The High Court of South Africa recently handed down an interesting decision in a matter involving the alleged infringement of the registered trademark ‘Chameleon’ by the use of the word ‘Lovane’. The word Lovane is derived from the Xhosa word ‘Ulovane’ which, when directly translated into English, means ”Chameleon”.
The applicants (Jordan Winery) are the registered proprietors of the trademarks Chameleon and a Chameleon device, which are registered in class 33 in respect of alcoholic beverages (excluding beer). The applicants produce and market a range of wines under these trademarks.
The respondents operate a boutique winery under the name Lovane. The respondents also produce and market a limited range of wines under the name Lovane with a Chameleon device. The Respondents applied for registration of the word mark Lovane with a Chameleon device. The respondents own the domain name Lovane.co.za and the website situated at the domain name.
The applicant’s winery and the respondents’ Winery are situated in close proximity to each other.
The applicants instituted infringement proceedings against the respondents alleging that the use by the respondents of the word Lovane, and Chameleon device infringed the Applicant’s registered rights in and to the word trademark Chameleon and the Chameleon device trademark.
The applicants sought an order interdicting the respondents from using the trademarks Chameleon, the Chameleon device and Lovane and also sought an order for the transfer of the domain name Lovane.co.za to the applicant.
In relation to the use of the Chameleon device, the court found that the respondents had infringed the applicants’ registered rights in and to its Chameleon device trademark. While the court accepted that the two marks could be distinguished from visually, the court was satisfied that the applicants had established a likelihood of deception and/or confusion. The court took into account the applicants longstanding use of the Chameleon device, the prominence of the device on the respondents’ labeling, and the close proximity of the wineries.
The court was also persuaded by an earlier undertaking given by the respondents to cease its use of the Chameleon device.
The court found that the respondents use of the word Lovane use did not infringe the applicants registered rights. The court made the following findings:
- That in the absence of a Chameleon device, the linkage between the two marks could only be established linguistically.
- There is no “inherent or external indication” that the word Lovane is the root of Ulovane;
- Lovane could be pronounced with an English or French flavour and a pronunciation in a Xhosa flavour could be less likely in connection with an English or Afrikaans wine label;
- No evidence of actual confusion was submitted nor was any evidence of the linguistic nature of the word Lovane led to show that Xhosa speaking people would interpret Lovane as derived from “uLovane”;

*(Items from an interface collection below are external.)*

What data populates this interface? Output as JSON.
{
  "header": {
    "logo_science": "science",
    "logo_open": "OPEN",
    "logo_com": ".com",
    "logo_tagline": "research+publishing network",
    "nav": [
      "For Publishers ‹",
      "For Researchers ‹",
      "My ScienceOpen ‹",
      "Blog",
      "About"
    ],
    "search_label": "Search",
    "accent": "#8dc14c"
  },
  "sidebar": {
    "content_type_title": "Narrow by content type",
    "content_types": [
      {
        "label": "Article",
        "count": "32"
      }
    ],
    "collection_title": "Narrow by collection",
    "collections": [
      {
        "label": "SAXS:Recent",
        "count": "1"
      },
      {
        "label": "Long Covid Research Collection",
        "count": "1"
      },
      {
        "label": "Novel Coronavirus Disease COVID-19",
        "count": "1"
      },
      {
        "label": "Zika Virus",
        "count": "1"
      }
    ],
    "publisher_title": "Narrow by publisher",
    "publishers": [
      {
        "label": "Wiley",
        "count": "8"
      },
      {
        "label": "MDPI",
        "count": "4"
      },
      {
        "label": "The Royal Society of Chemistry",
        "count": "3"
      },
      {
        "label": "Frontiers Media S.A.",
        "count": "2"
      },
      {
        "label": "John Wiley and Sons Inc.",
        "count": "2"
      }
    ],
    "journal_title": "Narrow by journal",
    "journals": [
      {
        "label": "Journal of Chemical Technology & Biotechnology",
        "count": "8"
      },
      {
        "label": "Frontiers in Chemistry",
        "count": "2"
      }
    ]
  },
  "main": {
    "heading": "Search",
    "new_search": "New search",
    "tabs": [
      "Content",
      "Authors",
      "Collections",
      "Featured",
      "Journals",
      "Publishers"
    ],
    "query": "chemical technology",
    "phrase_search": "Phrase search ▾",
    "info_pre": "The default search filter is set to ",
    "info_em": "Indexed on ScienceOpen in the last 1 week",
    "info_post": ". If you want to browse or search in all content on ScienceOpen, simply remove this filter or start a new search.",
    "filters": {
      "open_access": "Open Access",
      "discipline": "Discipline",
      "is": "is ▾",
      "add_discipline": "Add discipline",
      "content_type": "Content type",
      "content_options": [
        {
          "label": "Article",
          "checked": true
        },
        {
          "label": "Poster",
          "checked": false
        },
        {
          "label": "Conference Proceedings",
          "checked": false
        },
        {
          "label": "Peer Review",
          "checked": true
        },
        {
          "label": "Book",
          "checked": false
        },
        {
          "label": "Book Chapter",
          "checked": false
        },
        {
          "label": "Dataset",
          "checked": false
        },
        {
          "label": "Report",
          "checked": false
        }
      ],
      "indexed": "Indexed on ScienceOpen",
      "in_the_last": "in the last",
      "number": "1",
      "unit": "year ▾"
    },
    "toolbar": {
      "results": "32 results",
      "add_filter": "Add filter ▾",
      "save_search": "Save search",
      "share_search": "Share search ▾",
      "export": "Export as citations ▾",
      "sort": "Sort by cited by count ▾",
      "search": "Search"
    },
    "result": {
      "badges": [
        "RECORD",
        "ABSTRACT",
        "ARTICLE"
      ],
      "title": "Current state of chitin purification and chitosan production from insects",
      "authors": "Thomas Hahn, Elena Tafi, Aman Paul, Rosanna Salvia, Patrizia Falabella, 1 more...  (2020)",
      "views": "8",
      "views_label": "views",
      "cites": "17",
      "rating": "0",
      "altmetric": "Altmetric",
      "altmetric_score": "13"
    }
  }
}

- The only persons who would make the connection are Xhosa speaking persons who make up a relatively small proportion of our population.
The judgment appears to be flawed in some respects. The judge erred in suggesting that actual evidence of confusion is required. A likelihood of such confusion is sufficient. It appears that the judge endorsed the notion that it would be more difficult to show a likelihood of deception or confusion because Xhosa people make up a minority of the population (17.5%). This cannot be an accurate guideline for determining the existence or otherwise of a likelihood of deception or confusion.
Having said this, the judgment provides helpful guidance in determining the court’s attitude to a comparison of translated trademarks. It is also a useful tool for when deciding whether or not registration of translations of primary trademarks is necessary. It would seem so. Had the applicant registered the word Lovane or Ulovane in the relevant class, the case might have been decided differently. However, one should be cautious to file such translations defensively as a proprietor must have an intention to use the mark and must subsequently use the registered trademark to avoid cancellation.
For more insights into the case, go to: